Requirement → The reply should hold every line of the data below, unchanged, and none of the pictures.

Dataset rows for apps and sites
--
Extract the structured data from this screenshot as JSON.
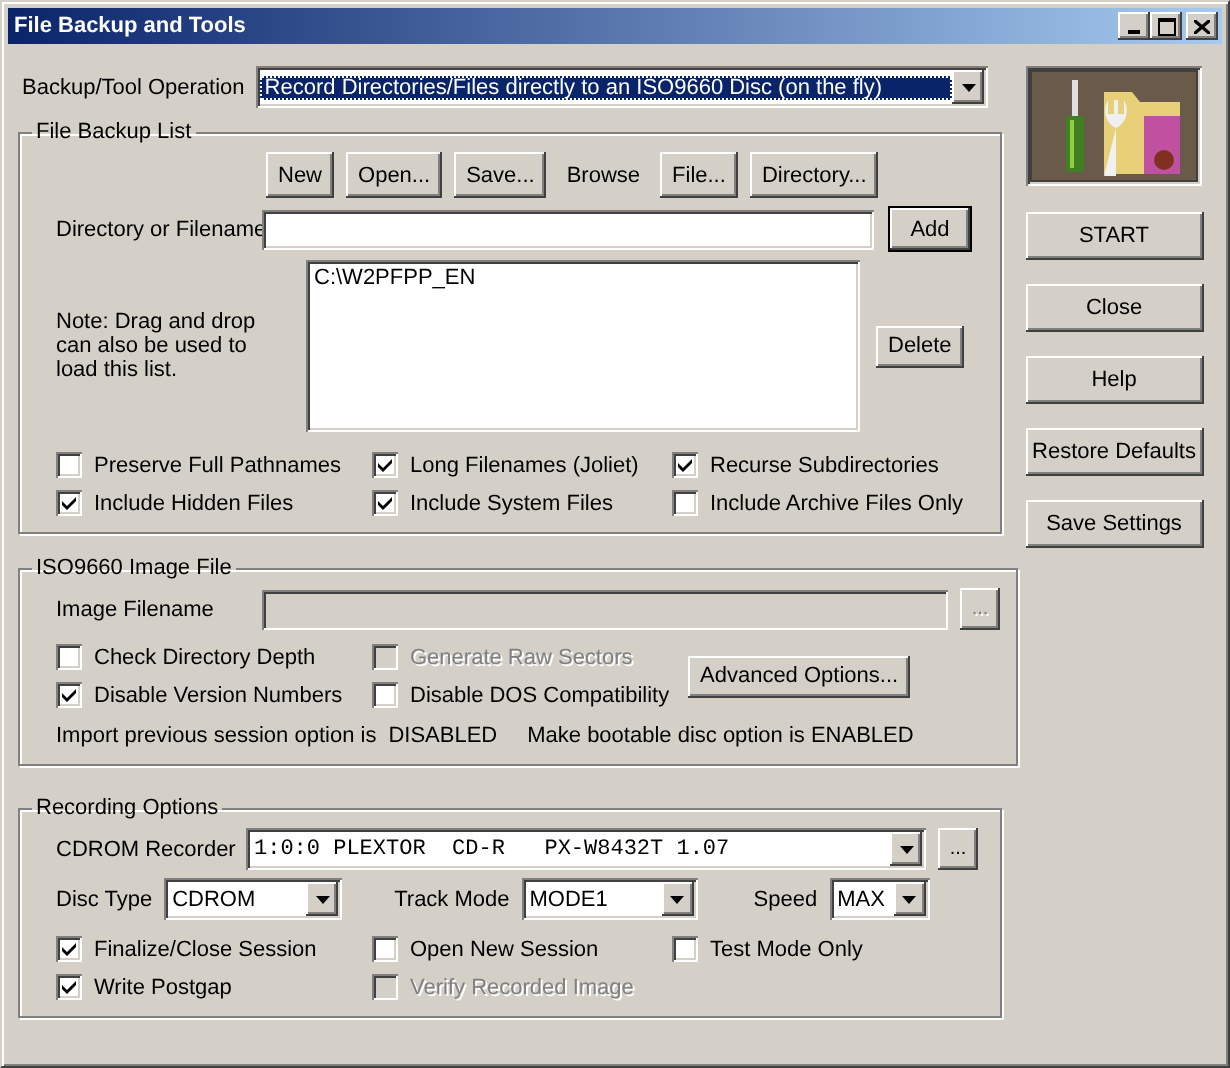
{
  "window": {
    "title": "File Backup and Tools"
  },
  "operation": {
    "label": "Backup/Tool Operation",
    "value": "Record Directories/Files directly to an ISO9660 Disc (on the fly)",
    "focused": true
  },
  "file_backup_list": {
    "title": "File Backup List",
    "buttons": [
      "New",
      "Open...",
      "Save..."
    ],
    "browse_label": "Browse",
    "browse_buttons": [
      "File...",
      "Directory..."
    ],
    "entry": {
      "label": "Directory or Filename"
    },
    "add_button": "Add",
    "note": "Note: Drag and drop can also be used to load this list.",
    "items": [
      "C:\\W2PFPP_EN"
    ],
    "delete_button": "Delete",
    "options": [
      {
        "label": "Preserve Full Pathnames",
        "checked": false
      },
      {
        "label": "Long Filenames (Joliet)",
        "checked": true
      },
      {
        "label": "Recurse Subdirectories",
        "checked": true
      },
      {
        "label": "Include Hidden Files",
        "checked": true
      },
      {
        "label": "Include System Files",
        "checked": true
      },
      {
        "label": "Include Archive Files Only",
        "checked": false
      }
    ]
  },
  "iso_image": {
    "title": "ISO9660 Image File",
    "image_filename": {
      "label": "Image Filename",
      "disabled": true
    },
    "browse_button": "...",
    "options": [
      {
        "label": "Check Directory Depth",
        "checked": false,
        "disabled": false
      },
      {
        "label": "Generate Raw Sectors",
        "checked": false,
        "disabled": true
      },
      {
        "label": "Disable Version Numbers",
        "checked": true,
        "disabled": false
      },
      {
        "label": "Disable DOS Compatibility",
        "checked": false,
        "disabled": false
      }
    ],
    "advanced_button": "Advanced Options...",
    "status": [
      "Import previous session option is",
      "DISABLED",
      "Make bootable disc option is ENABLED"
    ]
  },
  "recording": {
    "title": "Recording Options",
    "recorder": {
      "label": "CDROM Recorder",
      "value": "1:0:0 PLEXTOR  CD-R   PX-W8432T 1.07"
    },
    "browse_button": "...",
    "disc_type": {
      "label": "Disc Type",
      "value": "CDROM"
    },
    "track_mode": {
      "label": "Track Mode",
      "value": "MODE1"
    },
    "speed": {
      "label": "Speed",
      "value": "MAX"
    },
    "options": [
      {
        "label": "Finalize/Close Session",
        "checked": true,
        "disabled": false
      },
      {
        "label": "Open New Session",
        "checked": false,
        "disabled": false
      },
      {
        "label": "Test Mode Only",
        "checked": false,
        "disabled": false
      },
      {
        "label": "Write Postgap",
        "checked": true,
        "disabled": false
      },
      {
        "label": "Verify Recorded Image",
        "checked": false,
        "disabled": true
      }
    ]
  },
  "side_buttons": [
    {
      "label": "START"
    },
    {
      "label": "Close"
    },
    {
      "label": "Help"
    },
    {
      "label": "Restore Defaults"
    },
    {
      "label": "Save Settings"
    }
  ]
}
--
Solution to the exercise →
Extract the structured data from this screenshot as JSON.
{
  "window": {
    "title": "File Backup and Tools"
  },
  "operation": {
    "label": "Backup/Tool Operation",
    "value": "Record Directories/Files directly to an ISO9660 Disc (on the fly)",
    "focused": true
  },
  "file_backup_list": {
    "title": "File Backup List",
    "buttons": [
      "New",
      "Open...",
      "Save..."
    ],
    "browse_label": "Browse",
    "browse_buttons": [
      "File...",
      "Directory..."
    ],
    "entry": {
      "label": "Directory or Filename"
    },
    "add_button": "Add",
    "note": "Note: Drag and drop can also be used to load this list.",
    "items": [
      "C:\\W2PFPP_EN"
    ],
    "delete_button": "Delete",
    "options": [
      {
        "label": "Preserve Full Pathnames",
        "checked": false
      },
      {
        "label": "Long Filenames (Joliet)",
        "checked": true
      },
      {
        "label": "Recurse Subdirectories",
        "checked": true
      },
      {
        "label": "Include Hidden Files",
        "checked": true
      },
      {
        "label": "Include System Files",
        "checked": true
      },
      {
        "label": "Include Archive Files Only",
        "checked": false
      }
    ]
  },
  "iso_image": {
    "title": "ISO9660 Image File",
    "image_filename": {
      "label": "Image Filename",
      "disabled": true
    },
    "browse_button": "...",
    "options": [
      {
        "label": "Check Directory Depth",
        "checked": false,
        "disabled": false
      },
      {
        "label": "Generate Raw Sectors",
        "checked": false,
        "disabled": true
      },
      {
        "label": "Disable Version Numbers",
        "checked": true,
        "disabled": false
      },
      {
        "label": "Disable DOS Compatibility",
        "checked": false,
        "disabled": false
      }
    ],
    "advanced_button": "Advanced Options...",
    "status": [
      "Import previous session option is",
      "DISABLED",
      "Make bootable disc option is ENABLED"
    ]
  },
  "recording": {
    "title": "Recording Options",
    "recorder": {
      "label": "CDROM Recorder",
      "value": "1:0:0 PLEXTOR  CD-R   PX-W8432T 1.07"
    },
    "browse_button": "...",
    "disc_type": {
      "label": "Disc Type",
      "value": "CDROM"
    },
    "track_mode": {
      "label": "Track Mode",
      "value": "MODE1"
    },
    "speed": {
      "label": "Speed",
      "value": "MAX"
    },
    "options": [
      {
        "label": "Finalize/Close Session",
        "checked": true,
        "disabled": false
      },
      {
        "label": "Open New Session",
        "checked": false,
        "disabled": false
      },
      {
        "label": "Test Mode Only",
        "checked": false,
        "disabled": false
      },
      {
        "label": "Write Postgap",
        "checked": true,
        "disabled": false
      },
      {
        "label": "Verify Recorded Image",
        "checked": false,
        "disabled": true
      }
    ]
  },
  "side_buttons": [
    {
      "label": "START"
    },
    {
      "label": "Close"
    },
    {
      "label": "Help"
    },
    {
      "label": "Restore Defaults"
    },
    {
      "label": "Save Settings"
    }
  ]
}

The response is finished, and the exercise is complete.